Soon after Kunhalmi’s name surfaced in Figyelő, the government publications were full of the news that “the dissatisfied MSZP leaders have already found the successor to Botka.” Origo seems to know that Kunhalmi, who is the chairman of the Budapest MSZP, is less than happy with László Botka’s decision to name József Tóth, the successful mayor of District XIII, as a kind of coordinator of the Budapest campaign, which under normal circumstances would be the job of the Budapest MSZP leadership. Yesterday Gyula Molnár denied in an interview on “Egyenes beszéd” of ATV that there is any intention of replacing Botka with Kunhalmi. In fact, their relationship is close. The party, including Kunhalmi, stands behind Botka. Moreover, MSZP will not change its initial strategy. MSZP has already chosen its 106 candidates for the 106 available electoral districts, though, he added, that can still be changed. In this scheme the other opposition parties would have a slim chance of winning any of the left-leaning districts.

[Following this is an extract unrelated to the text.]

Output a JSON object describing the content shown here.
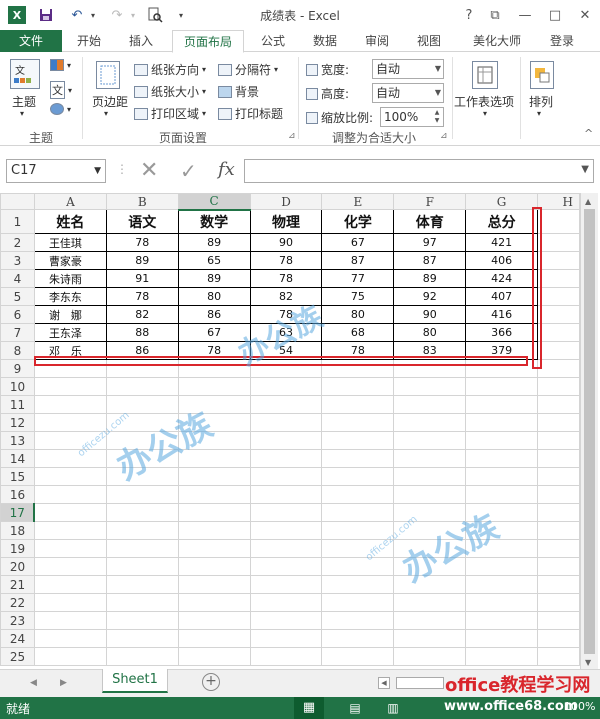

Kunhalmi said that the election campaign will be in the hands of the Budapest Election Committee, which will be under the supervision of the Budapest MSZP leadership, which she heads. She and her team will, however, work with the party’s central leadership, with László Botka and with József Tóth. She added that she finds Tóth’s appointment an excellent idea because “there is a need to engage all successful left-wing politicians who can give new hope and impetus to Hungary after the long period of darkness under Fidesz.”
All of this optimism sounds too good to be true. Let’s wait for the polls, which will be coming out in late August. Perhaps, after all, the strategy will have to be changed and, with it, the person who will lead the team.